Adopting an invalid teacher evaluation system and tying it to rewards and sanctions is likely to lead to inaccurate personnel decisions, while also demoralizing teachers. Such a flawed system could lead talented teachers to avoid high-needs students and schools, or to leave the profession entirely, and discourage potentially effective teachers from pursuing careers in education. Moreover, heavy reliance on basic math and reading scores to evaluate teachers will further narrow and over-simplify the curriculum to focus only on the subjects, topics, and formats that are tested. We believe that the evidence shows that educational outcomes will suffer if policymakers establish systems of teacher evaluation, tenure and pay which rely heavily on student test scores.
We are writing to invite you to sign a statement opposing this approach by going to http://www.epi.org/page/m/46350d66/2e8d95c2/ab51f12/208c6166/2979148384/VEsF/. We have posted the statement and listed resource material that provides the research basis for the statement. We also urge you to encourage others to sign the statement. We will publish the signatories on the EPI website and elsewhere.
If you agree with our approach, please add your signature to this statement as soon as possible to ensure that your name is included among the signers. The deadline for signatures is November 19, 2010.
We hope you will join with us in this very important effort to improve the educational outcomes of students, especially disadvantaged students who will be most harmed by these misguided policies.
Thank you for your help.
Eva L. Baker
Paul E. Barton
Helen F. Ladd
Robert L. Linn
Richard J. Shavelson
Lorrie A. Shepard
Eva L. Baker is professor of education at UCLA, co-director of the
Paul E. Barton is the former director of the
Linda Darling-Hammond is a professor of education at
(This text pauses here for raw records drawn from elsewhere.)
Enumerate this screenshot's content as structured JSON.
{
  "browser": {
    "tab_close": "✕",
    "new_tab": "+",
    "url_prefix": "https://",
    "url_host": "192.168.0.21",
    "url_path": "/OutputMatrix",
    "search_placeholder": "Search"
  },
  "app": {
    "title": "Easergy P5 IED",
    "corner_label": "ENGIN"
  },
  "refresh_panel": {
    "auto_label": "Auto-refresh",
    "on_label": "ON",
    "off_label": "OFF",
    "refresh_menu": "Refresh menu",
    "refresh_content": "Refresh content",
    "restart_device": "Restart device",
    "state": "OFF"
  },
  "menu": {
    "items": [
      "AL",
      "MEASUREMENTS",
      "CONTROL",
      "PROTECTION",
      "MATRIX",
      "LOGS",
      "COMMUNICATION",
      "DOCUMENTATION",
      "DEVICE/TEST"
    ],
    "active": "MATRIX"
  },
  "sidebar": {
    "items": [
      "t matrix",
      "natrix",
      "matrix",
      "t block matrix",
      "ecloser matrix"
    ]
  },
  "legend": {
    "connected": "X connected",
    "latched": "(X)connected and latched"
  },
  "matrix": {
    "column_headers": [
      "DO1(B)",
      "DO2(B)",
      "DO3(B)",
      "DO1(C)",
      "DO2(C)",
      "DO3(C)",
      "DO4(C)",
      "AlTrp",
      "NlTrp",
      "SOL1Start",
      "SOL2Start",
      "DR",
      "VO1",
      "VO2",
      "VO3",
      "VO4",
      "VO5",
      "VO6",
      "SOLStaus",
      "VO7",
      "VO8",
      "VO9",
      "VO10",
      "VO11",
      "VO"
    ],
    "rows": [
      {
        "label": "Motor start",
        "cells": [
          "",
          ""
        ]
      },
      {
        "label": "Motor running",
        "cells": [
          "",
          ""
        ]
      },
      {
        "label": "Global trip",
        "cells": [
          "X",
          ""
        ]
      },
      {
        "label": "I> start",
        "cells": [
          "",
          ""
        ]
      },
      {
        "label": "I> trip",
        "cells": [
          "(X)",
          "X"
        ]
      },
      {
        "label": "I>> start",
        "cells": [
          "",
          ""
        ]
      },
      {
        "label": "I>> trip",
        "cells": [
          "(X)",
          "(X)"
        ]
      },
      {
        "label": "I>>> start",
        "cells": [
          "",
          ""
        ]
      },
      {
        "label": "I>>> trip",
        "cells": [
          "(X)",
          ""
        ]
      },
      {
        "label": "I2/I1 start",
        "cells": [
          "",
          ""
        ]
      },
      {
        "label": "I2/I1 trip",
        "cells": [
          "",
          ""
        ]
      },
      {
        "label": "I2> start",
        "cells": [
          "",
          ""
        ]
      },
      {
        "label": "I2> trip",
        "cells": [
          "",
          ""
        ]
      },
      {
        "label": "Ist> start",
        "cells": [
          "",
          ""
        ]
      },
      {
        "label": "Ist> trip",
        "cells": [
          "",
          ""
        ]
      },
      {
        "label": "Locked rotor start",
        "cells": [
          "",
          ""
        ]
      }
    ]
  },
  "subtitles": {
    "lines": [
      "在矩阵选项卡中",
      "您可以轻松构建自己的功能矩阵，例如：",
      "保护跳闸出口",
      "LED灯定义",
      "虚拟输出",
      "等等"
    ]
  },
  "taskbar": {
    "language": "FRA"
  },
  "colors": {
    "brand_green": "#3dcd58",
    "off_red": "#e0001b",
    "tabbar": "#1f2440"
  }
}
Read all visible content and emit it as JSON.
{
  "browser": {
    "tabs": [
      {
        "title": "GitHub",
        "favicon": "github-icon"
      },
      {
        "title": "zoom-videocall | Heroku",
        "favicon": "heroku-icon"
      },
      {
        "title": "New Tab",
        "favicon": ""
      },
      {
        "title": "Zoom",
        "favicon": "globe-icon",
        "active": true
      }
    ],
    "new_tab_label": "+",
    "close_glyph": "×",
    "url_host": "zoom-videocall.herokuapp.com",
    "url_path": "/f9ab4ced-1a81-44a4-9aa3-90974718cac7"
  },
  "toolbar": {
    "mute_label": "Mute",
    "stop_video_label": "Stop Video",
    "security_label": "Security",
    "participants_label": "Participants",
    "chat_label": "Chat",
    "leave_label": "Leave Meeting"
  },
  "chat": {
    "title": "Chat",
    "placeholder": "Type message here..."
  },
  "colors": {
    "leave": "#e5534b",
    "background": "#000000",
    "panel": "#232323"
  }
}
Edward Haertel is a professor of education at
Helen F. Ladd is Professor of Public Policy and Economics at
Robert L. Linn is a distinguished professor emeritus at the
Diane Ravitch is a research professor at
Richard Rothstein is a research associate of the Economic Policy Institute.
Richard J. Shavelson is a professor of education (emeritus) at
Lorrie A. Shepard is dean and professor,
Questions? Contact mailto:firstname.lastname@example.org?subject=epinews.